Read more →

Makefile ?= syntax

Quick tip: Lately I worked with a bunch of developers who didn’t know about the ?= syntax in Makefiles. Let’s say you have a make deploy target which, by default, deploys to staging. In order to deploy to production you could add another target like make deploy-production or you use the mentioned syntax:

1
2
3
4
5
6
# Makefile

ENV ?= staging

deploy:
    my_deploy_script $(ENV)

So the deployment can be done like this:

1
2
$ make deploy # Deploys to staging since it's the default value
$ ENV=production make deploy # Deploys to production

This is useful in a variety of cases, like tests, generating docs and so on. Maybe you can find a use case for it in your workflow. It’s not a big deal, but can be nifty quite often.

Meetings

I’m trying to keep this one short but I had to write it down, cause it’s bugging me since a long time:

Meetings are usually the worst thing you can do with your time! And I don’t mean 3 developers sitting around one screen to debug something. I mean those kinds of meetings which are scheduled by project managers and CEOs.

Employees getting pissed and sitting around a table for x hours doesn’t help anyone. The only definitive result is a headache. Meetings can be productive and useful but almost every time there are too many people invited, there’s no clear agenda (or there is and nobody cares), no clear time frame and so on. Watch Jason Fried’s talk on TED and you’ll know what I mean. He’s completely right. But especially project managers and CEOs either don’t know they’re wasting time and money or they don’t care because they think the meeting is “important”. Usually it’s not.

Read more →

Using a WYSIWYG editor in a Magento widget

The other day a client of mine faced me with an interesting request: A widget with a WYSIWYG editor. Since we all know those tinyMCE editors from the Magento backend (for instance when changing cms pages) it sounded pretty easy to accomplish. As it turns out, it wasn’t. But here’s how to do it.

Read more →

The myth of ‘No time’

Lately I heard “I just don’t have the time” quite often. And it pisses me off. Why? Because most of those people actually have the time but use “no time” as an excuse for not getting things done. You see, if you have the time to watch 2 hours TV every evening, you have the time. If you’re sitting in a bar three times a week, you have the time. If you listening to music while checking Facebook for 30 minutes a day, you have the time. You got the idea.

Take 30 minutes of Facebook from Monday to Friday. That’s 2,5 hours a week or 10 hours a month. 10 hours. More than a whole work day one could spent on Open Source, own projects, family time, learning a language, teaching something, working out and a thousand other things that actually have a value. The value of checking your Facebook timeline 5 times a day: Right…
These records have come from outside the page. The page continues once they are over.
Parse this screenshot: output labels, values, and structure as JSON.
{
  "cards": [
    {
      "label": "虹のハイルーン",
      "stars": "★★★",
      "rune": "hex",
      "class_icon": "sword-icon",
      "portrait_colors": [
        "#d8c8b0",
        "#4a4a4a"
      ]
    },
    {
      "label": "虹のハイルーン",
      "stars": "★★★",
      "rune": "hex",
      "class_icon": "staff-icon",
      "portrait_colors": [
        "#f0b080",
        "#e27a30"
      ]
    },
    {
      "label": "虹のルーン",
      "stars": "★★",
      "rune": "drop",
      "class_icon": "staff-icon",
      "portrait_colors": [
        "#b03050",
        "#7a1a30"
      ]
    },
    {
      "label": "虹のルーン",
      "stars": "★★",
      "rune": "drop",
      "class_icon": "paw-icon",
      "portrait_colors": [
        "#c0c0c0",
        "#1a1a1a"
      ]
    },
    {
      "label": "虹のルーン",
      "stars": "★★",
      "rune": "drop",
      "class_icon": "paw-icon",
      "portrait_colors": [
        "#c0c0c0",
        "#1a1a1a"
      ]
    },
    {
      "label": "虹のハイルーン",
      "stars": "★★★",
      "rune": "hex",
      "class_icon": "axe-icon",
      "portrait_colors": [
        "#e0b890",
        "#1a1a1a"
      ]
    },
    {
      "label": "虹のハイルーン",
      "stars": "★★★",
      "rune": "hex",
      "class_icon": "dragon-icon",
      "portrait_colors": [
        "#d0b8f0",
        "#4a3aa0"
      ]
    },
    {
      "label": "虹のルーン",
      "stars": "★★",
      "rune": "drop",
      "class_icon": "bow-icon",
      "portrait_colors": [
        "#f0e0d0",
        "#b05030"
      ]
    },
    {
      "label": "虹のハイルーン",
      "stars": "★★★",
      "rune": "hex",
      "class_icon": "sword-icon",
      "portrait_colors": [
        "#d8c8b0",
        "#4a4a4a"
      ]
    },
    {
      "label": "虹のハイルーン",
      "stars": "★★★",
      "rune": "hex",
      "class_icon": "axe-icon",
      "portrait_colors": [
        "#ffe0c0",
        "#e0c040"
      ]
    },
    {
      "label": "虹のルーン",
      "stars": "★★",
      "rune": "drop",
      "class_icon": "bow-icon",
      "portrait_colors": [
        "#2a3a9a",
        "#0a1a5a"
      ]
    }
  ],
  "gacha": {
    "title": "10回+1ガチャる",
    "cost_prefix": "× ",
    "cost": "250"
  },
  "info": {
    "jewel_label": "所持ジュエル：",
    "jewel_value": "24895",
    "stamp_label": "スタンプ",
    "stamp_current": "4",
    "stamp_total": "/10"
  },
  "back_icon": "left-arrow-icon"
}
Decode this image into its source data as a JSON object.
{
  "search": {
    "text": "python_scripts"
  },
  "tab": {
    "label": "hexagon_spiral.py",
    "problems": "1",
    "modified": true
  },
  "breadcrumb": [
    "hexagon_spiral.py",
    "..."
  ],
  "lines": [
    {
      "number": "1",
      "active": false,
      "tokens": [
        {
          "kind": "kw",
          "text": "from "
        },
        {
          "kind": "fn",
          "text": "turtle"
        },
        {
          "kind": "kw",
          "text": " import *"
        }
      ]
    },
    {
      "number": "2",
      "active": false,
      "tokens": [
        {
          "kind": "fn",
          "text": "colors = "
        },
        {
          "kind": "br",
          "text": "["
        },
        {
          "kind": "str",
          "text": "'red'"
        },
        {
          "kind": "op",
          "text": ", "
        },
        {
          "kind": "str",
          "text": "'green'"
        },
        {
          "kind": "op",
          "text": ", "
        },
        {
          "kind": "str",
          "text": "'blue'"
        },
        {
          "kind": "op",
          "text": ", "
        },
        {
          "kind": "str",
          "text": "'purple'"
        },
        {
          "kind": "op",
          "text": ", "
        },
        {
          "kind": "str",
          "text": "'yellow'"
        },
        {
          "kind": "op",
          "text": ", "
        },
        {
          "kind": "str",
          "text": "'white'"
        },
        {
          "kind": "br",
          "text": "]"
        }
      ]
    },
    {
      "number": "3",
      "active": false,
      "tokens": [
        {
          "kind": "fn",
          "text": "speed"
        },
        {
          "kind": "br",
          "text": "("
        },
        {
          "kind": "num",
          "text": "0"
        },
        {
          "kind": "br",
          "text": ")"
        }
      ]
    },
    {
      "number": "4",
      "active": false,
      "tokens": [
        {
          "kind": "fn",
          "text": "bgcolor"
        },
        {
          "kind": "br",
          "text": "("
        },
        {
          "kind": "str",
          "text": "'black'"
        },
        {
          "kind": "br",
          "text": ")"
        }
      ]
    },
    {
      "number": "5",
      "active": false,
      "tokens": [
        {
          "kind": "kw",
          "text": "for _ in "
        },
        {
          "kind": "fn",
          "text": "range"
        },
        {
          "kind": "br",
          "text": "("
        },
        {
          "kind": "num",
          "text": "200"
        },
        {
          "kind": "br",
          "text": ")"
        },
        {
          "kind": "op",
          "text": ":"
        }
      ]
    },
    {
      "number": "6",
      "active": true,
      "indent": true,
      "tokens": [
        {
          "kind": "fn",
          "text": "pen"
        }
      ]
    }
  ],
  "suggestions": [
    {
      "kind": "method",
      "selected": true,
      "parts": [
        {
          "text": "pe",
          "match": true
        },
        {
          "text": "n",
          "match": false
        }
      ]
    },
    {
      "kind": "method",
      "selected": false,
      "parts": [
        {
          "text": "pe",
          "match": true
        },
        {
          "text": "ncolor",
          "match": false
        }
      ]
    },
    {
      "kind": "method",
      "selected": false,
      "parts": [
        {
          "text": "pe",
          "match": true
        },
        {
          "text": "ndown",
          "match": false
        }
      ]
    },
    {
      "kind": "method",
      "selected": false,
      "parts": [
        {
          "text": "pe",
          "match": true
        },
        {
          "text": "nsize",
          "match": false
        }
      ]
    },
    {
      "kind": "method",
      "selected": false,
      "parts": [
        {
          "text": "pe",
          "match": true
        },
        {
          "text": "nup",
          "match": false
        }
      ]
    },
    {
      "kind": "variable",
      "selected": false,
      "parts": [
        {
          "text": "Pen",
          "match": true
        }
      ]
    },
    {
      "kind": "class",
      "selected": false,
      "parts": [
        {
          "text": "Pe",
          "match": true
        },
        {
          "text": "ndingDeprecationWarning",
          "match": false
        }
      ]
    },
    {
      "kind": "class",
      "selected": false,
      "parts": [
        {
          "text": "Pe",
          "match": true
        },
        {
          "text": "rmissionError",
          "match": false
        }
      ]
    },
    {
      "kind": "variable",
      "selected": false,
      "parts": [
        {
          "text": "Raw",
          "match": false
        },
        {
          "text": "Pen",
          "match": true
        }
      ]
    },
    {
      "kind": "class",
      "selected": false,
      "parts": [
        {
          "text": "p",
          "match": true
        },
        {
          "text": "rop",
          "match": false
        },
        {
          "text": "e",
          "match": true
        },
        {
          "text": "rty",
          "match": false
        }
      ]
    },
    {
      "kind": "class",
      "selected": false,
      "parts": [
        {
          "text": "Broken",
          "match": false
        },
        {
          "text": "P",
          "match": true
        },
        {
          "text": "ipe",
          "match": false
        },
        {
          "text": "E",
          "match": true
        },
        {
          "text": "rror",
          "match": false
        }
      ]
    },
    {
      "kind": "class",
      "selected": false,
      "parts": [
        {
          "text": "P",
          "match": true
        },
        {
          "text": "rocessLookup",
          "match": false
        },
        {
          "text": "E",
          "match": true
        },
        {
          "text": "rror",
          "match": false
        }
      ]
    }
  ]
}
Read more →

Starting a company in Germany

So I started my own company during the last two months and I wanted to share my experience with you. Besides that I want to compare the founding process in Germany with the one in the US (at least a bit).

If you think about starting a business in Germany, here are the steps for an UG (GmbH is basically the same) to get it done:

Read more →